[Data extracted from a collection]
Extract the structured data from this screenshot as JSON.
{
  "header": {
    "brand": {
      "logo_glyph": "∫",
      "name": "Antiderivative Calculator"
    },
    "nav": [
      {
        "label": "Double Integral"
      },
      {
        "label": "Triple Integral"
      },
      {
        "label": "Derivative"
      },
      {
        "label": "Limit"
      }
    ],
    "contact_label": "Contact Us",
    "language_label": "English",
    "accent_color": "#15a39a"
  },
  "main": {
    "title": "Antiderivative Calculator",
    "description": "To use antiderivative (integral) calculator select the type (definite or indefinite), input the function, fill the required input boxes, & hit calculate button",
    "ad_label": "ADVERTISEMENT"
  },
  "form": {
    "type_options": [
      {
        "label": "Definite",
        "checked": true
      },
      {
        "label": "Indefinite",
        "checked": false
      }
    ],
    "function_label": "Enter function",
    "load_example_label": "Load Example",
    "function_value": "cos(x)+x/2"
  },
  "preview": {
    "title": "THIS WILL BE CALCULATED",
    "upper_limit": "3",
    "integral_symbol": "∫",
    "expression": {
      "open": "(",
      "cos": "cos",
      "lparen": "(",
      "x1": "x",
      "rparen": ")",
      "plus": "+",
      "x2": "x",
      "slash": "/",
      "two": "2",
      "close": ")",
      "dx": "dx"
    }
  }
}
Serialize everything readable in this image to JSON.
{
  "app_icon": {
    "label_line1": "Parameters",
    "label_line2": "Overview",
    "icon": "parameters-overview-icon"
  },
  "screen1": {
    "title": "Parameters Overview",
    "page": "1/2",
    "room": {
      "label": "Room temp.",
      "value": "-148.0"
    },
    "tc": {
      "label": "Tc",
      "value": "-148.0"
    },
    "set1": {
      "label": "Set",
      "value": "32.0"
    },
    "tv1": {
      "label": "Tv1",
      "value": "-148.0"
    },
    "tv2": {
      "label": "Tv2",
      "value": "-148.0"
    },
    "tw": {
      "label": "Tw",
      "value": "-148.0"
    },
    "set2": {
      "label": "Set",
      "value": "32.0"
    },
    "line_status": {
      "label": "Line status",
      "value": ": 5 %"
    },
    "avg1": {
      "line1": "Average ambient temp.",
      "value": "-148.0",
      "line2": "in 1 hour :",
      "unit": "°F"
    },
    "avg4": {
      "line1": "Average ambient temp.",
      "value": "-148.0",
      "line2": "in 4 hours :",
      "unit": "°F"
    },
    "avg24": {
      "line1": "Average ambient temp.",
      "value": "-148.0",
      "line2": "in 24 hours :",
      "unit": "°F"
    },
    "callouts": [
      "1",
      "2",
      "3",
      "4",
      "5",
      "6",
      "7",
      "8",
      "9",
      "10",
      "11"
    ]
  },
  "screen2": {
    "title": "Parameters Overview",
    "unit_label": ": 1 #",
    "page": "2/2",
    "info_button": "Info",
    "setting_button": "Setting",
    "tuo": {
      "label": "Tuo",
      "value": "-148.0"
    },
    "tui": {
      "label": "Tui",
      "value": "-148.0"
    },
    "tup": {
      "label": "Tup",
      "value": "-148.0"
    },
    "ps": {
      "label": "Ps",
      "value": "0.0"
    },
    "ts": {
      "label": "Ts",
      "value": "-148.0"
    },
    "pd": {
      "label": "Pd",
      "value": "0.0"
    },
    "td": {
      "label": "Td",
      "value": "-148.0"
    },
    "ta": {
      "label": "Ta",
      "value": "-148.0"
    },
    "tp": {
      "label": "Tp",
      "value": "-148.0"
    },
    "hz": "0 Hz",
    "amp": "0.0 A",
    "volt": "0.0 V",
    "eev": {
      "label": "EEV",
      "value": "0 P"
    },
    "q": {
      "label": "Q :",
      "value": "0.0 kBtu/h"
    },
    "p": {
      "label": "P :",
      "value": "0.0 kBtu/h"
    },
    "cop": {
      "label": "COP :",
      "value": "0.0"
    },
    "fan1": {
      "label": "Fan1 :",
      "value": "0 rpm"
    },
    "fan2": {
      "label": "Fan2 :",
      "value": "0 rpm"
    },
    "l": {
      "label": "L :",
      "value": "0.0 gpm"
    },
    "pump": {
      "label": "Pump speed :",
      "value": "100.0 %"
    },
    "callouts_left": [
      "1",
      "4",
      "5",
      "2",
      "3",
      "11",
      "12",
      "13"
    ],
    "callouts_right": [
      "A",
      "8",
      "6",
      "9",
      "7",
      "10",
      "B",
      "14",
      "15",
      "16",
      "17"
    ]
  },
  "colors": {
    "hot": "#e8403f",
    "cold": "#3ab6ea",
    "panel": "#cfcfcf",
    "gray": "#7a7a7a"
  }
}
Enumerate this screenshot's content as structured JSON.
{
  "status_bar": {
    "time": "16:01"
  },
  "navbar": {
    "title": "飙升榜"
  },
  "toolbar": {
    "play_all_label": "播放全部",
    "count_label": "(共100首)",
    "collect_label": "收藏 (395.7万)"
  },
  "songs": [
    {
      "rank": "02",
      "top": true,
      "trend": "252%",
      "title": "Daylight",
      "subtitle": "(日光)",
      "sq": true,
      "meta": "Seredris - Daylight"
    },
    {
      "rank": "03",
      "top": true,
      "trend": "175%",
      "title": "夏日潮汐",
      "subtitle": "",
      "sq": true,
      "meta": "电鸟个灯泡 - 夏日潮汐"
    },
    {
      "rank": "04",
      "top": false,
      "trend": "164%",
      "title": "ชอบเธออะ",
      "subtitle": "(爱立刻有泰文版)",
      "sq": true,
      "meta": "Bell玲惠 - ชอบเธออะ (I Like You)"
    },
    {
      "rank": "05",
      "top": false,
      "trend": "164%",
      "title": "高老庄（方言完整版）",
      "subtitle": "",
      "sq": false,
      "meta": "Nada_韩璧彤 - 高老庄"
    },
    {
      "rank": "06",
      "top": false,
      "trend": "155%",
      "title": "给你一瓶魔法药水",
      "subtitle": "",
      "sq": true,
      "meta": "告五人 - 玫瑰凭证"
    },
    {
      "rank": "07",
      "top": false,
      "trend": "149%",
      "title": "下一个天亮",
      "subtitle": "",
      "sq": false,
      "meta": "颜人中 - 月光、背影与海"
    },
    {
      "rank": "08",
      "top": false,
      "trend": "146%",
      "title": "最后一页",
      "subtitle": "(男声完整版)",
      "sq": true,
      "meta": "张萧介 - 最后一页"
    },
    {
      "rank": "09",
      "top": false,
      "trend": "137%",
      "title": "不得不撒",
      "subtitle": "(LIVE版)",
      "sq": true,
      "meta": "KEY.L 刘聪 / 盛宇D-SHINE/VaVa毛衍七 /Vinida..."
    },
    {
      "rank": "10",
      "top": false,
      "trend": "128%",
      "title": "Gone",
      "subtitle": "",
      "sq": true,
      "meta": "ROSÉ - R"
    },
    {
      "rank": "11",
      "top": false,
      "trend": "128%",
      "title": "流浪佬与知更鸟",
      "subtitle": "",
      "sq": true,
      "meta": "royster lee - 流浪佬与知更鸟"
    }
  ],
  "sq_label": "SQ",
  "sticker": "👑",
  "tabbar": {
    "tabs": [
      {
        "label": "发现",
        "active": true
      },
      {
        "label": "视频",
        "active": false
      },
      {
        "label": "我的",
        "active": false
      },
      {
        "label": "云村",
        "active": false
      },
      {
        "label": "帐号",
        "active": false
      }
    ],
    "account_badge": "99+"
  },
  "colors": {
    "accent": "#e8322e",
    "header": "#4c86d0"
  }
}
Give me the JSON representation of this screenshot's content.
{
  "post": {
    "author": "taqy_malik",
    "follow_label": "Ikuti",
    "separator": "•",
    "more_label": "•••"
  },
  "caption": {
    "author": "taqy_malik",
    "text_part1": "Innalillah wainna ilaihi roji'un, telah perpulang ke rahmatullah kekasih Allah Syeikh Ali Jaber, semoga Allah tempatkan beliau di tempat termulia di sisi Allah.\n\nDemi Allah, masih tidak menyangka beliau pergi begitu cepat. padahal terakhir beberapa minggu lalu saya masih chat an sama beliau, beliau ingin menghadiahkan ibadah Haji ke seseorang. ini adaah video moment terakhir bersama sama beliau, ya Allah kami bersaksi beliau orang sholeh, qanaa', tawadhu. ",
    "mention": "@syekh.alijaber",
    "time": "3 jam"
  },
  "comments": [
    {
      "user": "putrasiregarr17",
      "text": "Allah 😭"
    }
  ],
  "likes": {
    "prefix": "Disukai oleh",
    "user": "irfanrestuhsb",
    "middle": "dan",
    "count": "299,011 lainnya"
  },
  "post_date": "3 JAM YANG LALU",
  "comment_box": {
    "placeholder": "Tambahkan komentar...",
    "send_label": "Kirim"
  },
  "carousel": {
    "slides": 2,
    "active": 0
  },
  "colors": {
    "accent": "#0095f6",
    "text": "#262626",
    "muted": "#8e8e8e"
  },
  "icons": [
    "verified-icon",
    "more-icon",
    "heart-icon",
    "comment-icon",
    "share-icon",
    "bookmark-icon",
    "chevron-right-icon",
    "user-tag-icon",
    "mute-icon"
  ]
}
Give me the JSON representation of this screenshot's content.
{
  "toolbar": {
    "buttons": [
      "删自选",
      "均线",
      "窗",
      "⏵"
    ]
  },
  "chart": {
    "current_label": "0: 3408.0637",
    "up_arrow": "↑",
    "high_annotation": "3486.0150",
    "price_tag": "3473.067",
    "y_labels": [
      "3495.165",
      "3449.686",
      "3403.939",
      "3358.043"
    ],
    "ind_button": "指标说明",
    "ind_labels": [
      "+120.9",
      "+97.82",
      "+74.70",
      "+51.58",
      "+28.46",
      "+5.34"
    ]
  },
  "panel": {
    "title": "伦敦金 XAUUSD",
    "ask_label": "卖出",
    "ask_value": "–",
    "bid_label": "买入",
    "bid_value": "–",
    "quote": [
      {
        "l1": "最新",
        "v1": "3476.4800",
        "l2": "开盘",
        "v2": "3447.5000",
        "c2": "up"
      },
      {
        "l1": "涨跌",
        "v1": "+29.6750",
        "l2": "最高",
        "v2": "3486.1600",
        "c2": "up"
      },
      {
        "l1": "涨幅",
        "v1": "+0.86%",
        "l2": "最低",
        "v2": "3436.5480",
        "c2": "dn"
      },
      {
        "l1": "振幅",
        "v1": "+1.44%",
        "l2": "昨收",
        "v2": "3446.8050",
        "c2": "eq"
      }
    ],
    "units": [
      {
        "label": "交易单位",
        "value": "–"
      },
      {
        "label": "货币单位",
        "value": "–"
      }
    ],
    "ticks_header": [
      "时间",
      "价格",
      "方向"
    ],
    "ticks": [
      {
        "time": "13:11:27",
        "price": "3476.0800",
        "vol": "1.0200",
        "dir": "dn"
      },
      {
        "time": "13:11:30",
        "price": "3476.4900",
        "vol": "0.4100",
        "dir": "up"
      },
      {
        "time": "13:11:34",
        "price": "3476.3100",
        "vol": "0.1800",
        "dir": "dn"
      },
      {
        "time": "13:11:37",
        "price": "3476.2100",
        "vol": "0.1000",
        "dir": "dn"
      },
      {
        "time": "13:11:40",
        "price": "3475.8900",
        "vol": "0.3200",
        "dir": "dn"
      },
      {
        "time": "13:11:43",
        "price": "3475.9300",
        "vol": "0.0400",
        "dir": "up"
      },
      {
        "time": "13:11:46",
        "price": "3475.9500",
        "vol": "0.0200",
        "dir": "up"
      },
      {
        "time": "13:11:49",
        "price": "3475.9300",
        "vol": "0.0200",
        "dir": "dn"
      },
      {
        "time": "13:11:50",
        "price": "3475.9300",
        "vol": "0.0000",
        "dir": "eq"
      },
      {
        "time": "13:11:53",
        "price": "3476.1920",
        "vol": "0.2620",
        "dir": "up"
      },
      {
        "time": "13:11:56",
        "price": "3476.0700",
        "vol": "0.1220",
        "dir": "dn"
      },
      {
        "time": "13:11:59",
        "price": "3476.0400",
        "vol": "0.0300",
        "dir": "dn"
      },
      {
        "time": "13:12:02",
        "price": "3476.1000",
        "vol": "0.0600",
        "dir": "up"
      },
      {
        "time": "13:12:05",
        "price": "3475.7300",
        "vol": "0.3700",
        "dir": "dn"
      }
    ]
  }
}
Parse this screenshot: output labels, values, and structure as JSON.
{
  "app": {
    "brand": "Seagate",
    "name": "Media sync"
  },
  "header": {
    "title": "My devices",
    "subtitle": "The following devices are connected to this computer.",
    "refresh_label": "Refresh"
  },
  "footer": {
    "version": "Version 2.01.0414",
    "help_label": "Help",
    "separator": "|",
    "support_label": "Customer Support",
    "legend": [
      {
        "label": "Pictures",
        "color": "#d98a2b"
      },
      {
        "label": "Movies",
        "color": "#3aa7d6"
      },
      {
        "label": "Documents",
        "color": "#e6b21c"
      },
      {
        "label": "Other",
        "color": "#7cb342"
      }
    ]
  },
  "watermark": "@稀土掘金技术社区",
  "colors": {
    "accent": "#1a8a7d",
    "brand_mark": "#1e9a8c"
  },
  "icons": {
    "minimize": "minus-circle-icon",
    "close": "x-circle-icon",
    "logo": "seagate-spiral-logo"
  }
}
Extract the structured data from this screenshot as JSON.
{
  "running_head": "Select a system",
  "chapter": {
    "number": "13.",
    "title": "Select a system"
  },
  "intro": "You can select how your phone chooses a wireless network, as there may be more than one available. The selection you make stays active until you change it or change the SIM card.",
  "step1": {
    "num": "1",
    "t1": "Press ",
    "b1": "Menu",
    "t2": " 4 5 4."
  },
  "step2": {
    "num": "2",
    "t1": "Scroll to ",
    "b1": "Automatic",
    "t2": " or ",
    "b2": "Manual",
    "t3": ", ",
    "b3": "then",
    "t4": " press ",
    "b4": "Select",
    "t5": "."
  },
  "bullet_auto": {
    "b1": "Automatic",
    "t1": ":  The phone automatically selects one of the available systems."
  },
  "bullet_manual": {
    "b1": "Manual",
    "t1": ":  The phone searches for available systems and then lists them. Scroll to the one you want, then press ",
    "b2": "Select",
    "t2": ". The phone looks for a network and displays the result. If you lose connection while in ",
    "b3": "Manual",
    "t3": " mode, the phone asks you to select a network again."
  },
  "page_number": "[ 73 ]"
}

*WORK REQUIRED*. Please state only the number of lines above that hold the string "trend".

*EXERCISE RESULT*. 10